we have a group called 'second tuesday' and we meet every second month. there are about 15 people who run design firms. we always meet at someone's home or studio, that person has to organize dinner and a subject. sometimes these subjects are quite practical such as finances. lately the topics have been focused more towards administration and business rather than cultural aspects.
please describe your style, as a good friend of yours would.
for a long time we prided ourselves not to have a style which to uphold became impossible. this is because if you
really switch your stylistic approach from project to project it is impossible to come up with a new one on a weekly or monthly basis, without ripping-off either historical styles or a particular designers' style. although it would not cover all of our work I would say we are probably best known for our hand-made quality.
... and 'style = fart'?
yes i said this but I had to give up. it was the headline of a theory that style and stylistic questions are just hot air
and meaningless. I discovered that this is simply not true. through experience I found that if you have content that is worthwhile the proper expression of that content, in terms of form and style is actually very important. it can be a very useful tool to communicate that content. I don't think that it is actually hot-air anymore.
which type of project has given you the most satisfaction?
well the cop-out answer would be projects for good clients who have good products or good services. that could be
CD packaging for a band that I love or for people who are kind or a pleasure to work with, or smarter than me so I can learn something. projects where I have the guts to work on them hard enough so that they become good in my eyes, they always tend to be more rewarding than the ones where I was lazy.
who would you like to design something for?
a person who I have always wanted to and tried to work with is the guitarist 'robert fripp' from the band 'king crimson' because it is a band that I have admired since I was 16. as far as a particular product is concerned I would love to do something ‘big’ and with a big impact in terms of its distribution. I would love to re-design the coke can, or an identity that is truly ‘worldwide’. I always felt that these type of jobs used to be done
very well by small design companies or single designers for example IBM or coca-cola. in the last decades though these jobs tend to have been done by larger branding consultancies. they often have a very different agenda and in my eyes generally do terrible jobs, though there are some exceptions. I think that it's a pity that designers avoid this type of work in favor of more obscure projects, because today how children learn what the world looks like is determined by these type of jobs. so I would love to be involved there. in a small studio though this type of

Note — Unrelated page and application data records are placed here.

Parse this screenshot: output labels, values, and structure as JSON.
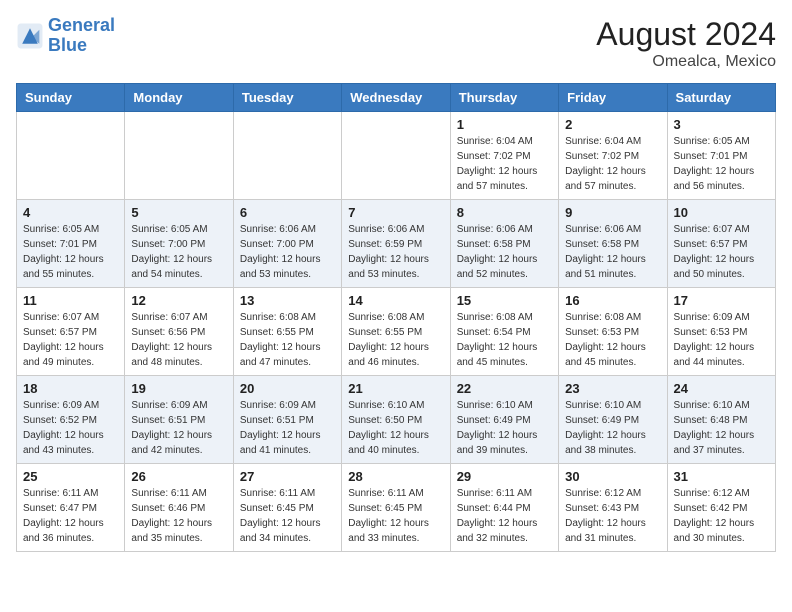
{
  "header": {
    "logo_line1": "General",
    "logo_line2": "Blue",
    "title": "August 2024",
    "subtitle": "Omealca, Mexico"
  },
  "days_of_week": [
    "Sunday",
    "Monday",
    "Tuesday",
    "Wednesday",
    "Thursday",
    "Friday",
    "Saturday"
  ],
  "weeks": [
    [
      {
        "day": "",
        "info": ""
      },
      {
        "day": "",
        "info": ""
      },
      {
        "day": "",
        "info": ""
      },
      {
        "day": "",
        "info": ""
      },
      {
        "day": "1",
        "info": "Sunrise: 6:04 AM\nSunset: 7:02 PM\nDaylight: 12 hours\nand 57 minutes."
      },
      {
        "day": "2",
        "info": "Sunrise: 6:04 AM\nSunset: 7:02 PM\nDaylight: 12 hours\nand 57 minutes."
      },
      {
        "day": "3",
        "info": "Sunrise: 6:05 AM\nSunset: 7:01 PM\nDaylight: 12 hours\nand 56 minutes."
      }
    ],
    [
      {
        "day": "4",
        "info": "Sunrise: 6:05 AM\nSunset: 7:01 PM\nDaylight: 12 hours\nand 55 minutes."
      },
      {
        "day": "5",
        "info": "Sunrise: 6:05 AM\nSunset: 7:00 PM\nDaylight: 12 hours\nand 54 minutes."
      },
      {
        "day": "6",
        "info": "Sunrise: 6:06 AM\nSunset: 7:00 PM\nDaylight: 12 hours\nand 53 minutes."
      },
      {
        "day": "7",
        "info": "Sunrise: 6:06 AM\nSunset: 6:59 PM\nDaylight: 12 hours\nand 53 minutes."
      },
      {
        "day": "8",
        "info": "Sunrise: 6:06 AM\nSunset: 6:58 PM\nDaylight: 12 hours\nand 52 minutes."
      },
      {
        "day": "9",
        "info": "Sunrise: 6:06 AM\nSunset: 6:58 PM\nDaylight: 12 hours\nand 51 minutes."
      },
      {
        "day": "10",
        "info": "Sunrise: 6:07 AM\nSunset: 6:57 PM\nDaylight: 12 hours\nand 50 minutes."
      }
    ],
    [
      {
        "day": "11",
        "info": "Sunrise: 6:07 AM\nSunset: 6:57 PM\nDaylight: 12 hours\nand 49 minutes."
      },
      {
        "day": "12",
        "info": "Sunrise: 6:07 AM\nSunset: 6:56 PM\nDaylight: 12 hours\nand 48 minutes."
      },
      {
        "day": "13",
        "info": "Sunrise: 6:08 AM\nSunset: 6:55 PM\nDaylight: 12 hours\nand 47 minutes."
      },
      {
        "day": "14",
        "info": "Sunrise: 6:08 AM\nSunset: 6:55 PM\nDaylight: 12 hours\nand 46 minutes."
      },
      {
        "day": "15",
        "info": "Sunrise: 6:08 AM\nSunset: 6:54 PM\nDaylight: 12 hours\nand 45 minutes."
      },
      {
        "day": "16",
        "info": "Sunrise: 6:08 AM\nSunset: 6:53 PM\nDaylight: 12 hours\nand 45 minutes."
      },
      {
        "day": "17",
        "info": "Sunrise: 6:09 AM\nSunset: 6:53 PM\nDaylight: 12 hours\nand 44 minutes."
      }
    ],
    [
      {
        "day": "18",
        "info": "Sunrise: 6:09 AM\nSunset: 6:52 PM\nDaylight: 12 hours\nand 43 minutes."
      },
      {
        "day": "19",
        "info": "Sunrise: 6:09 AM\nSunset: 6:51 PM\nDaylight: 12 hours\nand 42 minutes."
      },
      {
        "day": "20",
        "info": "Sunrise: 6:09 AM\nSunset: 6:51 PM\nDaylight: 12 hours\nand 41 minutes."
      },
      {
        "day": "21",
        "info": "Sunrise: 6:10 AM\nSunset: 6:50 PM\nDaylight: 12 hours\nand 40 minutes."
      },
      {
        "day": "22",
        "info": "Sunrise: 6:10 AM\nSunset: 6:49 PM\nDaylight: 12 hours\nand 39 minutes."
      },
      {
        "day": "23",
        "info": "Sunrise: 6:10 AM\nSunset: 6:49 PM\nDaylight: 12 hours\nand 38 minutes."
      },
      {
        "day": "24",
        "info": "Sunrise: 6:10 AM\nSunset: 6:48 PM\nDaylight: 12 hours\nand 37 minutes."
      }
    ],
    [
      {
        "day": "25",
        "info": "Sunrise: 6:11 AM\nSunset: 6:47 PM\nDaylight: 12 hours\nand 36 minutes."
      },
      {
        "day": "26",
        "info": "Sunrise: 6:11 AM\nSunset: 6:46 PM\nDaylight: 12 hours\nand 35 minutes."
      },
      {
        "day": "27",
        "info": "Sunrise: 6:11 AM\nSunset: 6:45 PM\nDaylight: 12 hours\nand 34 minutes."
      },
      {
        "day": "28",
        "info": "Sunrise: 6:11 AM\nSunset: 6:45 PM\nDaylight: 12 hours\nand 33 minutes."
      },
      {
        "day": "29",
        "info": "Sunrise: 6:11 AM\nSunset: 6:44 PM\nDaylight: 12 hours\nand 32 minutes."
      },
      {
        "day": "30",
        "info": "Sunrise: 6:12 AM\nSunset: 6:43 PM\nDaylight: 12 hours\nand 31 minutes."
      },
      {
        "day": "31",
        "info": "Sunrise: 6:12 AM\nSunset: 6:42 PM\nDaylight: 12 hours\nand 30 minutes."
      }
    ]
  ]
}
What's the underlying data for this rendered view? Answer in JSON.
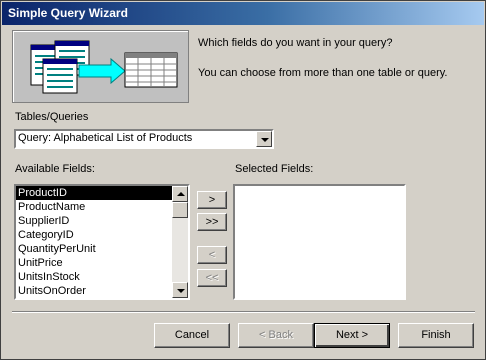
{
  "title": "Simple Query Wizard",
  "prompt": "Which fields do you want in your query?",
  "hint": "You can choose from more than one table or query.",
  "tables_label": "Tables/Queries",
  "tables_value": "Query: Alphabetical List of Products",
  "available_label": "Available Fields:",
  "selected_label": "Selected Fields:",
  "available_fields": [
    "ProductID",
    "ProductName",
    "SupplierID",
    "CategoryID",
    "QuantityPerUnit",
    "UnitPrice",
    "UnitsInStock",
    "UnitsOnOrder"
  ],
  "buttons": {
    "add_one": ">",
    "add_all": ">>",
    "remove_one": "<",
    "remove_all": "<<",
    "cancel": "Cancel",
    "back": "< Back",
    "next": "Next >",
    "finish": "Finish"
  }
}
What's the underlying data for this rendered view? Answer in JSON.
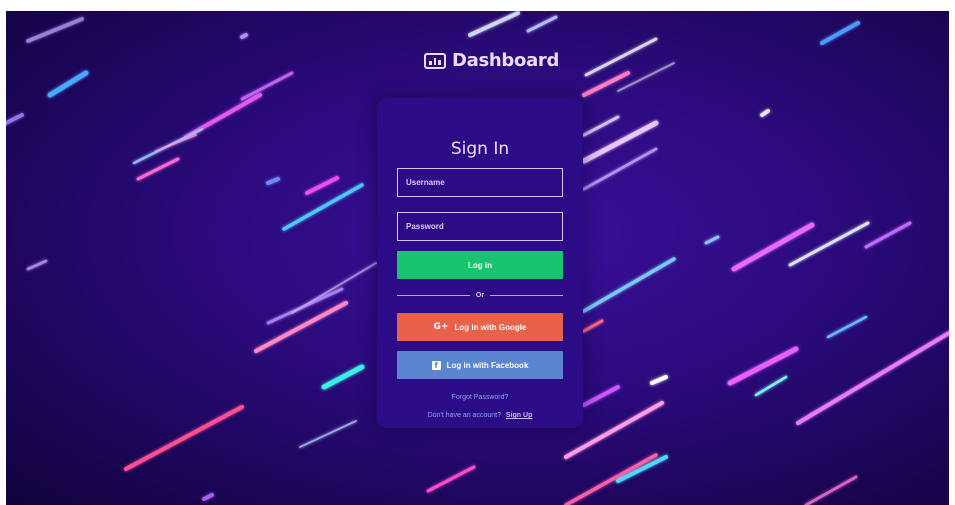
{
  "brand": {
    "title": "Dashboard",
    "icon": "chart-board-icon"
  },
  "signin": {
    "title": "Sign In",
    "username_placeholder": "Username",
    "password_placeholder": "Password",
    "login_label": "Log in",
    "divider_label": "Or",
    "google_label": "Log in with Google",
    "google_icon": "G+",
    "facebook_label": "Log in with Facebook",
    "facebook_icon": "f",
    "forgot_label": "Forgot Password?",
    "no_account_label": "Don't have an account?",
    "signup_label": "Sign Up"
  },
  "colors": {
    "background": "#2a0a7a",
    "card": "#2c0c86",
    "login_button": "#19c46f",
    "google_button": "#e8614b",
    "facebook_button": "#5b84d1",
    "link": "#8da2f2"
  }
}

project rarely happens, big companies like working with other big companies.
and your studio is small...
we very purposefully remain small. we started in 1993 and there would have been many opportunities to grow through the nineties. other than not being involved with the size of branding I definately think that a small studio only has advantages (apart from not being involved with the branding projects). to keep the studio small was actually advice i received from tibor kalman.
is there any designer/ architect from the past you appreciate a lot?

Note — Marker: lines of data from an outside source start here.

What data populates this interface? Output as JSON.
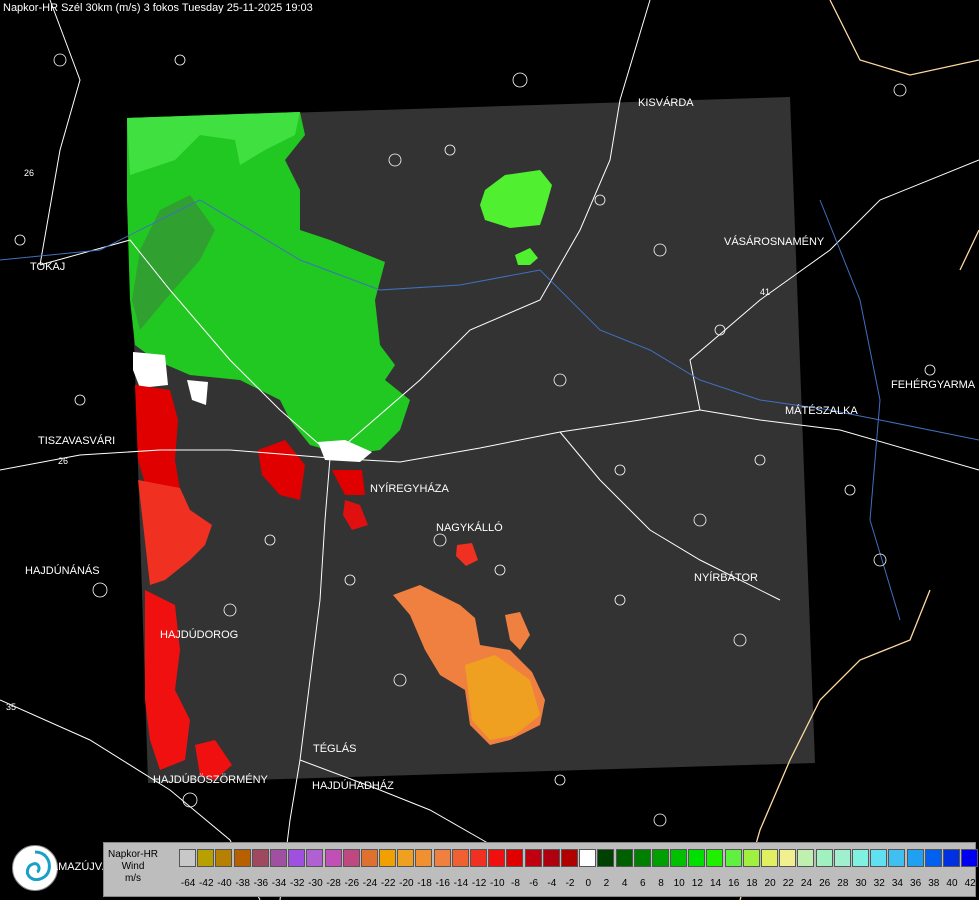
{
  "header": {
    "title": "Napkor-HR Szél 30km (m/s) 3 fokos Tuesday 25-11-2025 19:03"
  },
  "cities": [
    {
      "name": "KISVÁRDA"
    },
    {
      "name": "TOKAJ"
    },
    {
      "name": "VÁSÁROSNAMÉNY"
    },
    {
      "name": "FEHÉRGYARMA"
    },
    {
      "name": "MÁTÉSZALKA"
    },
    {
      "name": "TISZAVASVÁRI"
    },
    {
      "name": "NYÍREGYHÁZA"
    },
    {
      "name": "NAGYKÁLLÓ"
    },
    {
      "name": "HAJDÚNÁNÁS"
    },
    {
      "name": "NYÍRBÁTOR"
    },
    {
      "name": "HAJDÚDOROG"
    },
    {
      "name": "TÉGLÁS"
    },
    {
      "name": "HAJDÚBÖSZÖRMÉNY"
    },
    {
      "name": "HAJDÚHADHÁZ"
    }
  ],
  "road_numbers": [
    "26",
    "35",
    "41"
  ],
  "legend": {
    "title_line1": "Napkor-HR",
    "title_line2": "Wind",
    "title_line3": "m/s",
    "ticks": [
      "-64",
      "-42",
      "-40",
      "-38",
      "-36",
      "-34",
      "-32",
      "-30",
      "-28",
      "-26",
      "-24",
      "-22",
      "-20",
      "-18",
      "-16",
      "-14",
      "-12",
      "-10",
      "-8",
      "-6",
      "-4",
      "-2",
      "0",
      "2",
      "4",
      "6",
      "8",
      "10",
      "12",
      "14",
      "16",
      "18",
      "20",
      "22",
      "24",
      "26",
      "28",
      "30",
      "32",
      "34",
      "36",
      "38",
      "40",
      "42"
    ],
    "colors": [
      "#c8c8c8",
      "#b8a000",
      "#b88000",
      "#b86000",
      "#a04860",
      "#a050a0",
      "#a050e0",
      "#b060d0",
      "#c050b8",
      "#c04880",
      "#e07030",
      "#f0a000",
      "#f0a020",
      "#f09030",
      "#f08040",
      "#f06030",
      "#f03020",
      "#f01010",
      "#e00000",
      "#c00010",
      "#b00010",
      "#b00000",
      "#ffffff",
      "#004000",
      "#006000",
      "#008000",
      "#00a000",
      "#00c000",
      "#00e000",
      "#20f000",
      "#60f040",
      "#a0f040",
      "#e0f060",
      "#f0f090",
      "#c0f0b0",
      "#a0f0c0",
      "#a0f0d0",
      "#80f0e0",
      "#60e0f0",
      "#40c0f0",
      "#20a0f0",
      "#0060f0",
      "#0030e0",
      "#0000f0"
    ]
  },
  "logo": {
    "text": "LMAZÚJVÁR"
  }
}
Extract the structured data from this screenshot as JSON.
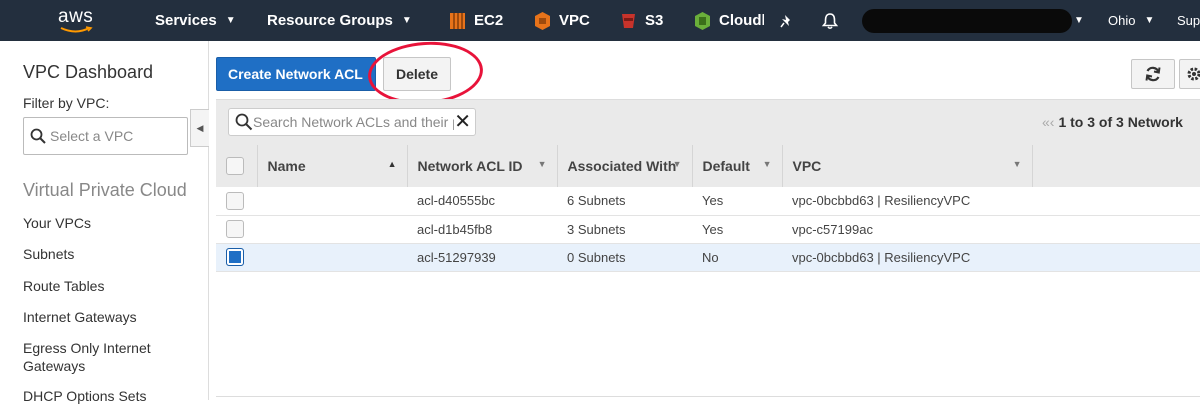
{
  "nav": {
    "logo": "aws",
    "services": "Services",
    "resource_groups": "Resource Groups",
    "shortcuts": [
      {
        "label": "EC2",
        "color": "#e7731a"
      },
      {
        "label": "VPC",
        "color": "#e7731a"
      },
      {
        "label": "S3",
        "color": "#c7332b"
      },
      {
        "label": "Cloudl",
        "color": "#6aaf3a"
      }
    ],
    "region": "Ohio",
    "support": "Sup"
  },
  "sidebar": {
    "title": "VPC Dashboard",
    "filter_label": "Filter by VPC:",
    "filter_placeholder": "Select a VPC",
    "section": "Virtual Private Cloud",
    "links": [
      "Your VPCs",
      "Subnets",
      "Route Tables",
      "Internet Gateways",
      "Egress Only Internet Gateways",
      "DHCP Options Sets"
    ]
  },
  "toolbar": {
    "create_label": "Create Network ACL",
    "delete_label": "Delete"
  },
  "search": {
    "placeholder": "Search Network ACLs and their proper",
    "pagination": "1 to 3 of 3 Network"
  },
  "table": {
    "columns": [
      "Name",
      "Network ACL ID",
      "Associated With",
      "Default",
      "VPC"
    ],
    "rows": [
      {
        "name": "",
        "id": "acl-d40555bc",
        "assoc": "6 Subnets",
        "default": "Yes",
        "vpc": "vpc-0bcbbd63 | ResiliencyVPC",
        "selected": false
      },
      {
        "name": "",
        "id": "acl-d1b45fb8",
        "assoc": "3 Subnets",
        "default": "Yes",
        "vpc": "vpc-c57199ac",
        "selected": false
      },
      {
        "name": "",
        "id": "acl-51297939",
        "assoc": "0 Subnets",
        "default": "No",
        "vpc": "vpc-0bcbbd63 | ResiliencyVPC",
        "selected": true
      }
    ]
  }
}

my old boss, tibor kalman.
and those still working?
many, we would be here forever if I were to list them all! in industrial design I would say the 'dutch bunch',
marcel wanders etc. in graphics, especially in the USA I would say rick valicenti, and in the UK mark farrow, but there are many people.
do yo have any advice for the young?
try to be a good person and work your ass off.
what are you afraid of regarding the future?
hmm (thinks) not much, I wouldn't call myself a very gutsy person but I can't say that I am scared of anything regarding the future... not at all. I think that it's going to be fine. humanity adapts to all kinds of situations, and right now I think is a good time to be alive.